Thursday, January 19, 2012

Production Improvements - Moulds and Inserts

So, the other part to this board is an attempt to improve the speed of production. I've blogged about this before and come up with a few different ideas but I keep coming back to the general approach that Brokite use. There setup lets the make a kit of all the pieces and so when the board is made the core and inserts, rails, laminate all go in at one time so no waiting for epoxy to cure time and time again before getting the board done.

Eliminating waiting this way is the low hanging fruit in improving the speed that a board can be made. To date I've had to wait for epoxy for the core material (planks of layers), inserts, rails so at least 3 x 10 hour waits.

This time I'm going to try to kit it Bro-style

First things first, the templates for the board and the rocker table. I used 16mm MDF cause its cheap and dense.

Rocker table jigs
Board Jig surrounded by perspex sheet to be used for clamping
I had some 4mm perspex that I bought from our local recycling center and so once I'd cut out the board template from MDF I placed it on the perspex and used the 9.5mm inverted flush trim router bit to cut out the outline of the board with the 9.5mm channel all the way around. These pieces will ultimately be used to hold all the board pieces together once they are assembled and layed up. I haven't quite worked out how to secure under the vac bag but all in good time.

The core is going to be 6mm thick so the 4mm perspex will ensure that these mold pieces done' interfere with the glass bonding to the rails.

Next up is prebuilding the inserts. Again recycled perspex to the rescue. I cut a piece of 6mm perspex lengthways, pushed them back together and clamped them in place then used 16mm and 25 speed bores to drill the holes centered on the lengthwise split. But  'gluing' pieces back together with silicone sealant I created the moulds for pouring the inserts. I used a bit of mould release but it probably wasn't needed.

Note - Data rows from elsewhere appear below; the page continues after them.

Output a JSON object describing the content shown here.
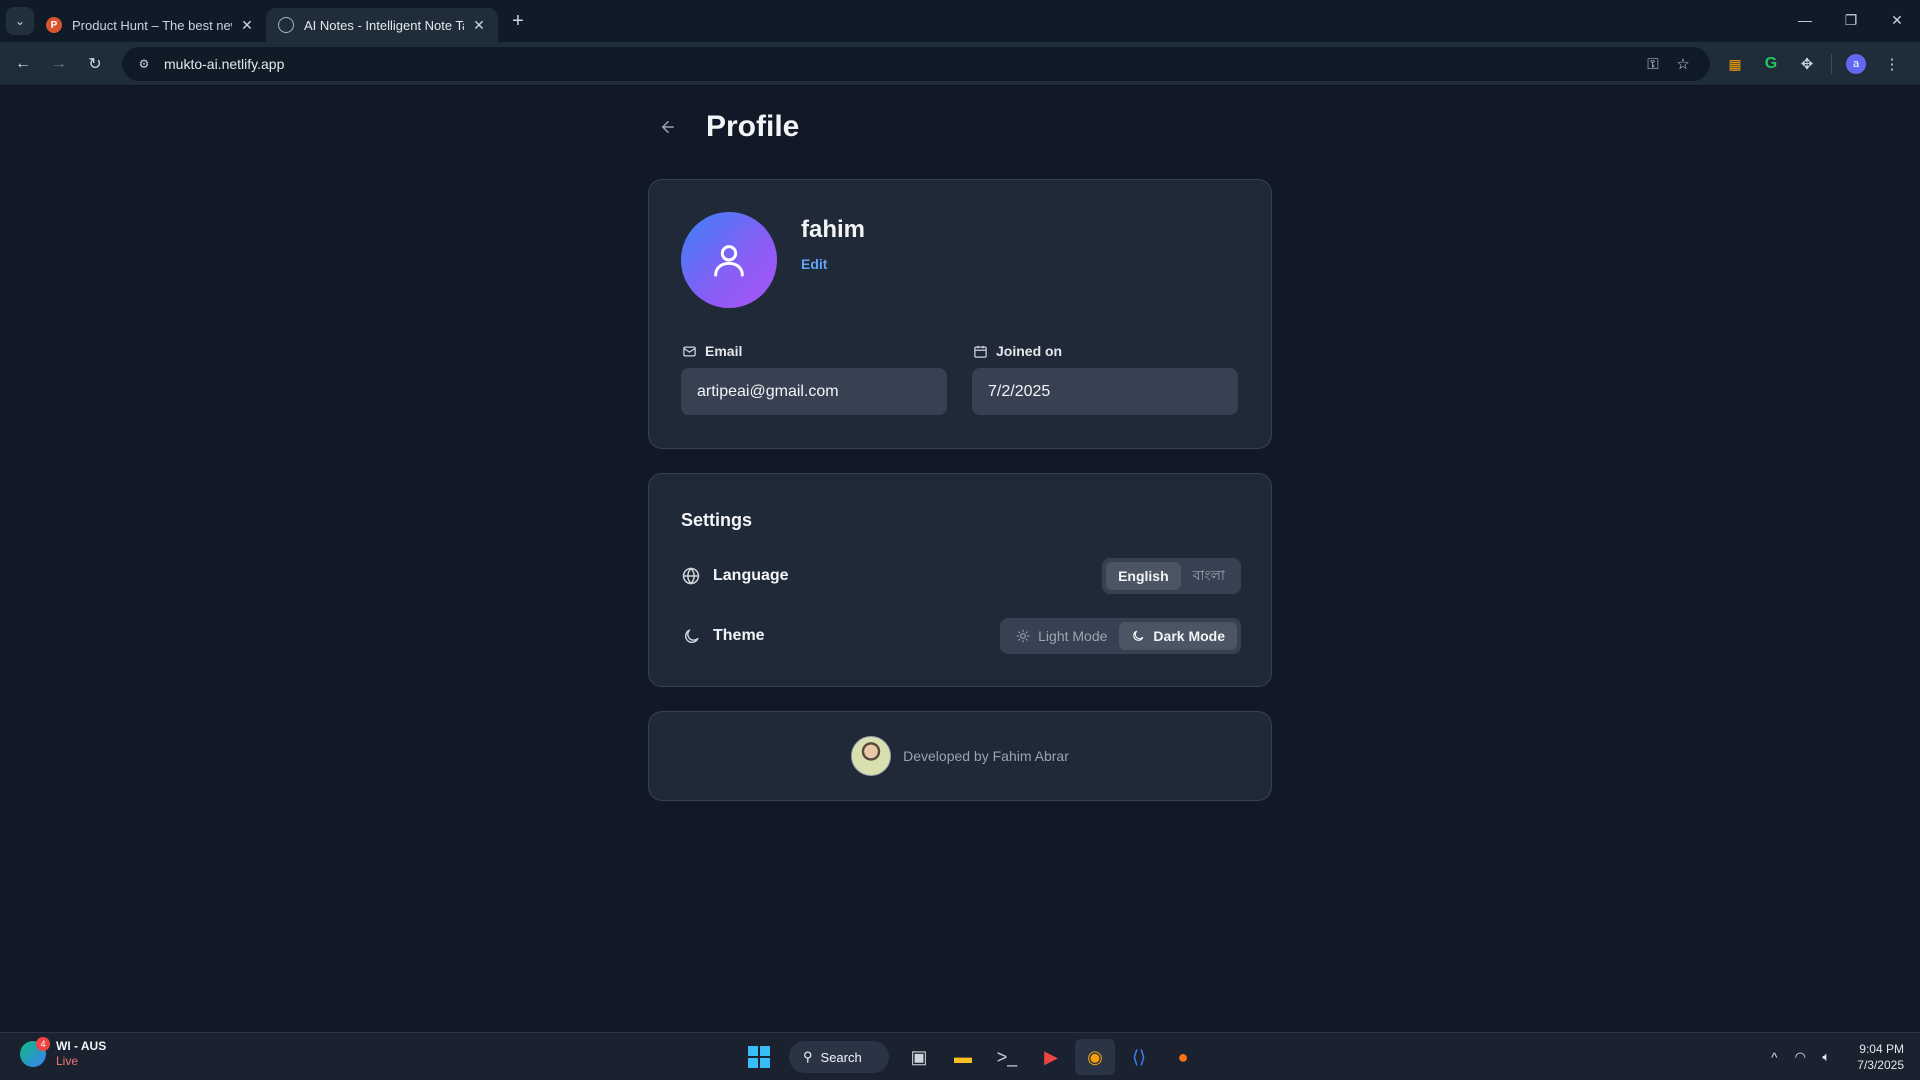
{
  "browser": {
    "tabs": [
      {
        "title": "Product Hunt – The best new p",
        "favicon": "product-hunt-icon",
        "favicon_letter": "P",
        "active": false
      },
      {
        "title": "AI Notes - Intelligent Note Taki",
        "favicon": "globe-icon",
        "active": true
      }
    ],
    "url": "mukto-ai.netlify.app",
    "profile_letter": "a"
  },
  "page": {
    "title": "Profile"
  },
  "profile": {
    "name": "fahim",
    "edit_label": "Edit",
    "email_label": "Email",
    "email_value": "artipeai@gmail.com",
    "joined_label": "Joined on",
    "joined_value": "7/2/2025"
  },
  "settings": {
    "title": "Settings",
    "language_label": "Language",
    "language_options": [
      "English",
      "বাংলা"
    ],
    "language_selected": "English",
    "theme_label": "Theme",
    "theme_options": [
      "Light Mode",
      "Dark Mode"
    ],
    "theme_selected": "Dark Mode"
  },
  "footer": {
    "developer_text": "Developed by Fahim Abrar"
  },
  "taskbar": {
    "weather_title": "WI - AUS",
    "weather_status": "Live",
    "weather_badge": "4",
    "search_label": "Search",
    "time": "9:04 PM",
    "date": "7/3/2025"
  },
  "colors": {
    "page_bg": "#111827",
    "card_bg": "#1f2937",
    "link": "#60a5fa",
    "avatar_gradient_start": "#3b82f6",
    "avatar_gradient_end": "#a855f7"
  }
}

I mixed up 40gms of epoxy and but a very small amount of q-cell in it just o discolour it because I am using the M6 stainless steel locking flange nuts for the footstrap inserts and I didn't want them to be too visible. I filled the nuts with wax and washed them in isopropyl alcohol to get any contaminants off.

I need to use these nuts as the board is only going to be 6mm thick and so the bolts will need to go all the way through the board to avoid the risk of delaminating the glass underneath the inserts and to provide enough thread for the bolts to get a good grip on.

Then I placed masking tape on the underside of the mould plastic to create the complete mould and poured the footstrap inserts and also the fin inserts all in one hit.

M6 Stainless Locking flag nuts encased in epoxy in the mould

When it had all cured the inserts popped out easily and the mould is entirely reusable after a bit of fresh silicon is used.

There is some extra meat on the inserts  ( I purposely over-filled them) so that then can be sanded back to rough them up for better bonding. The wax stops the epoxy getting into the thread and avoids the need to re-tap the thread.

So now I've got the inserts that can be placed in at layup time and I can make them whenever to build up a stockpile.

Net step will be cut the core pieces and the rails.


  1. Interesting technique!
    Do you think it might be better to make a slight cone shape? Sort of like a sides narrowed by a few degrees?
    Particularly for the fins where the screws a pulling fins into the wood, not compressing like sometimes on footpads.
    Also, how do you cut perspex? :)


  2. Hey Dean. Yeah, putting a taper on them might be useful. I've got the straight edge ones done will have a chance to test them out next board. Maybe will try making tapered moulds next time.

    I used a jigsaw with a metal cutting bit, standard speed bores and a router on slow speed. I had to take it quite slow, especially with the router, otherwise in slowed the router down too much. It wasn't much different to cutting wood.